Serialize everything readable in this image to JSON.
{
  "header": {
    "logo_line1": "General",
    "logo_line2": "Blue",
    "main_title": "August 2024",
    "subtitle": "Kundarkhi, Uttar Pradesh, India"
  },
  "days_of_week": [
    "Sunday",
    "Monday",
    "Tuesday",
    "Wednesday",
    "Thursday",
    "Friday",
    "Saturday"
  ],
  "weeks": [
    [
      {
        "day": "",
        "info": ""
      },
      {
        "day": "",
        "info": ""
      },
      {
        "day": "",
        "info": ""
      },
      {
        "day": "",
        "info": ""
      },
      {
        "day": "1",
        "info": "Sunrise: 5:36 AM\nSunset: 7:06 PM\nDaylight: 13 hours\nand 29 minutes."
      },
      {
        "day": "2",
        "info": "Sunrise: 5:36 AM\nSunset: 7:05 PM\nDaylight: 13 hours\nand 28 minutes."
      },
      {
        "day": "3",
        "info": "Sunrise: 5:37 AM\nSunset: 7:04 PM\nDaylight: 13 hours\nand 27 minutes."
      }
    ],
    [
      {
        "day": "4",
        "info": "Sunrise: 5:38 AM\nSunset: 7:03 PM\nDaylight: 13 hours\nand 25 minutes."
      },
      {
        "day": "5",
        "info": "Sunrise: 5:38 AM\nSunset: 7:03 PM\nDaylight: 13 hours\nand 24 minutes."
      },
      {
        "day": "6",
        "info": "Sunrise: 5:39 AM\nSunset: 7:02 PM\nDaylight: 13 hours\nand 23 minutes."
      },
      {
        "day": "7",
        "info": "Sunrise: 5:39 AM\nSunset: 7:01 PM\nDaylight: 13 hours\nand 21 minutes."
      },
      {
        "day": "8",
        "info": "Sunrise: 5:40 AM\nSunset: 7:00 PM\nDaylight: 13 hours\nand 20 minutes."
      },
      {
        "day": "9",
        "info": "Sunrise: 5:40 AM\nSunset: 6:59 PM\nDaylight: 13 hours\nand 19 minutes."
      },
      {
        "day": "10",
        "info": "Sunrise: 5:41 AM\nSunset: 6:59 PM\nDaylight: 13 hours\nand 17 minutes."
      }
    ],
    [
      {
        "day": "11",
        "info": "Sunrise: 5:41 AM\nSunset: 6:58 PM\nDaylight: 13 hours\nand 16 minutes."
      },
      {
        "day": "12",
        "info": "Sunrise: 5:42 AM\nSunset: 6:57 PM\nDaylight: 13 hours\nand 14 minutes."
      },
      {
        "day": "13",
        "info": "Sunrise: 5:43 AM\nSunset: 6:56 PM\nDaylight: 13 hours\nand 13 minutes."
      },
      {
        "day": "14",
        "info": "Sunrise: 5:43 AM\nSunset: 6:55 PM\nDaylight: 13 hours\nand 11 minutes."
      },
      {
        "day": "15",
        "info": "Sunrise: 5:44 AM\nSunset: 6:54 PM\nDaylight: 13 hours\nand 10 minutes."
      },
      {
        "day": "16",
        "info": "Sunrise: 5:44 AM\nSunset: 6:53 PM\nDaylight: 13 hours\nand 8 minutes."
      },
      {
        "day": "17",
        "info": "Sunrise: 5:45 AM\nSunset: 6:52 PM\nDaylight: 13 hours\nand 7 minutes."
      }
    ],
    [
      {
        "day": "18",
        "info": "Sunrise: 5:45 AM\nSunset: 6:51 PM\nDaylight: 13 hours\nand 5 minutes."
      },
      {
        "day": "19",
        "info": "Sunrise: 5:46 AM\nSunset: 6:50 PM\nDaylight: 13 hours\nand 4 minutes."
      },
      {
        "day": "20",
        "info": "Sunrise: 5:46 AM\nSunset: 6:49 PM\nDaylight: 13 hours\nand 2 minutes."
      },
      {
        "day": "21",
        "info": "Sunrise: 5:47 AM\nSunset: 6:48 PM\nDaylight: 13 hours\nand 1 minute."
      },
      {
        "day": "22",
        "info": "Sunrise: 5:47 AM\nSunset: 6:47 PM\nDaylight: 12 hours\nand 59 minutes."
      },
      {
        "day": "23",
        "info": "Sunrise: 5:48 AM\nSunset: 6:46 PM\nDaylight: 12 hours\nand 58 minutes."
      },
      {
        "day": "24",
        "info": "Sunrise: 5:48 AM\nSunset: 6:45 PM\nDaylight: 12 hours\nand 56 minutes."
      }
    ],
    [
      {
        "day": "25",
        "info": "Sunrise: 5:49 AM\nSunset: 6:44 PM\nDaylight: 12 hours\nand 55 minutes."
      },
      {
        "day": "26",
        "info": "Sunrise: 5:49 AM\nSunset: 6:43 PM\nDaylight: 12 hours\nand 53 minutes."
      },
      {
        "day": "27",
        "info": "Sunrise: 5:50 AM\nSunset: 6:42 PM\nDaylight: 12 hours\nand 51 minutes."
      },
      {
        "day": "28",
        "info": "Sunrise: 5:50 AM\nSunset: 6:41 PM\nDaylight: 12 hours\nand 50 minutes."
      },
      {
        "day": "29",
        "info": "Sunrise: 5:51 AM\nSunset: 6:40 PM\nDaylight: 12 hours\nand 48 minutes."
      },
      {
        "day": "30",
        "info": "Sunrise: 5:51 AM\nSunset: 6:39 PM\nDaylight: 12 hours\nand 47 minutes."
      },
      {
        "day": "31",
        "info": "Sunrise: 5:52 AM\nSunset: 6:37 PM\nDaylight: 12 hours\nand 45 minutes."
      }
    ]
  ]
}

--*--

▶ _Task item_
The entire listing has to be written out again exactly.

▶ _Solution to the exercise_
Serialize everything readable in this image to JSON.
{
  "header": {
    "logo_line1": "General",
    "logo_line2": "Blue",
    "main_title": "August 2024",
    "subtitle": "Kundarkhi, Uttar Pradesh, India"
  },
  "days_of_week": [
    "Sunday",
    "Monday",
    "Tuesday",
    "Wednesday",
    "Thursday",
    "Friday",
    "Saturday"
  ],
  "weeks": [
    [
      {
        "day": "",
        "info": ""
      },
      {
        "day": "",
        "info": ""
      },
      {
        "day": "",
        "info": ""
      },
      {
        "day": "",
        "info": ""
      },
      {
        "day": "1",
        "info": "Sunrise: 5:36 AM\nSunset: 7:06 PM\nDaylight: 13 hours\nand 29 minutes."
      },
      {
        "day": "2",
        "info": "Sunrise: 5:36 AM\nSunset: 7:05 PM\nDaylight: 13 hours\nand 28 minutes."
      },
      {
        "day": "3",
        "info": "Sunrise: 5:37 AM\nSunset: 7:04 PM\nDaylight: 13 hours\nand 27 minutes."
      }
    ],
    [
      {
        "day": "4",
        "info": "Sunrise: 5:38 AM\nSunset: 7:03 PM\nDaylight: 13 hours\nand 25 minutes."
      },
      {
        "day": "5",
        "info": "Sunrise: 5:38 AM\nSunset: 7:03 PM\nDaylight: 13 hours\nand 24 minutes."
      },
      {
        "day": "6",
        "info": "Sunrise: 5:39 AM\nSunset: 7:02 PM\nDaylight: 13 hours\nand 23 minutes."
      },
      {
        "day": "7",
        "info": "Sunrise: 5:39 AM\nSunset: 7:01 PM\nDaylight: 13 hours\nand 21 minutes."
      },
      {
        "day": "8",
        "info": "Sunrise: 5:40 AM\nSunset: 7:00 PM\nDaylight: 13 hours\nand 20 minutes."
      },
      {
        "day": "9",
        "info": "Sunrise: 5:40 AM\nSunset: 6:59 PM\nDaylight: 13 hours\nand 19 minutes."
      },
      {
        "day": "10",
        "info": "Sunrise: 5:41 AM\nSunset: 6:59 PM\nDaylight: 13 hours\nand 17 minutes."
      }
    ],
    [
      {
        "day": "11",
        "info": "Sunrise: 5:41 AM\nSunset: 6:58 PM\nDaylight: 13 hours\nand 16 minutes."
      },
      {
        "day": "12",
        "info": "Sunrise: 5:42 AM\nSunset: 6:57 PM\nDaylight: 13 hours\nand 14 minutes."
      },
      {
        "day": "13",
        "info": "Sunrise: 5:43 AM\nSunset: 6:56 PM\nDaylight: 13 hours\nand 13 minutes."
      },
      {
        "day": "14",
        "info": "Sunrise: 5:43 AM\nSunset: 6:55 PM\nDaylight: 13 hours\nand 11 minutes."
      },
      {
        "day": "15",
        "info": "Sunrise: 5:44 AM\nSunset: 6:54 PM\nDaylight: 13 hours\nand 10 minutes."
      },
      {
        "day": "16",
        "info": "Sunrise: 5:44 AM\nSunset: 6:53 PM\nDaylight: 13 hours\nand 8 minutes."
      },
      {
        "day": "17",
        "info": "Sunrise: 5:45 AM\nSunset: 6:52 PM\nDaylight: 13 hours\nand 7 minutes."
      }
    ],
    [
      {
        "day": "18",
        "info": "Sunrise: 5:45 AM\nSunset: 6:51 PM\nDaylight: 13 hours\nand 5 minutes."
      },
      {
        "day": "19",
        "info": "Sunrise: 5:46 AM\nSunset: 6:50 PM\nDaylight: 13 hours\nand 4 minutes."
      },
      {
        "day": "20",
        "info": "Sunrise: 5:46 AM\nSunset: 6:49 PM\nDaylight: 13 hours\nand 2 minutes."
      },
      {
        "day": "21",
        "info": "Sunrise: 5:47 AM\nSunset: 6:48 PM\nDaylight: 13 hours\nand 1 minute."
      },
      {
        "day": "22",
        "info": "Sunrise: 5:47 AM\nSunset: 6:47 PM\nDaylight: 12 hours\nand 59 minutes."
      },
      {
        "day": "23",
        "info": "Sunrise: 5:48 AM\nSunset: 6:46 PM\nDaylight: 12 hours\nand 58 minutes."
      },
      {
        "day": "24",
        "info": "Sunrise: 5:48 AM\nSunset: 6:45 PM\nDaylight: 12 hours\nand 56 minutes."
      }
    ],
    [
      {
        "day": "25",
        "info": "Sunrise: 5:49 AM\nSunset: 6:44 PM\nDaylight: 12 hours\nand 55 minutes."
      },
      {
        "day": "26",
        "info": "Sunrise: 5:49 AM\nSunset: 6:43 PM\nDaylight: 12 hours\nand 53 minutes."
      },
      {
        "day": "27",
        "info": "Sunrise: 5:50 AM\nSunset: 6:42 PM\nDaylight: 12 hours\nand 51 minutes."
      },
      {
        "day": "28",
        "info": "Sunrise: 5:50 AM\nSunset: 6:41 PM\nDaylight: 12 hours\nand 50 minutes."
      },
      {
        "day": "29",
        "info": "Sunrise: 5:51 AM\nSunset: 6:40 PM\nDaylight: 12 hours\nand 48 minutes."
      },
      {
        "day": "30",
        "info": "Sunrise: 5:51 AM\nSunset: 6:39 PM\nDaylight: 12 hours\nand 47 minutes."
      },
      {
        "day": "31",
        "info": "Sunrise: 5:52 AM\nSunset: 6:37 PM\nDaylight: 12 hours\nand 45 minutes."
      }
    ]
  ]
}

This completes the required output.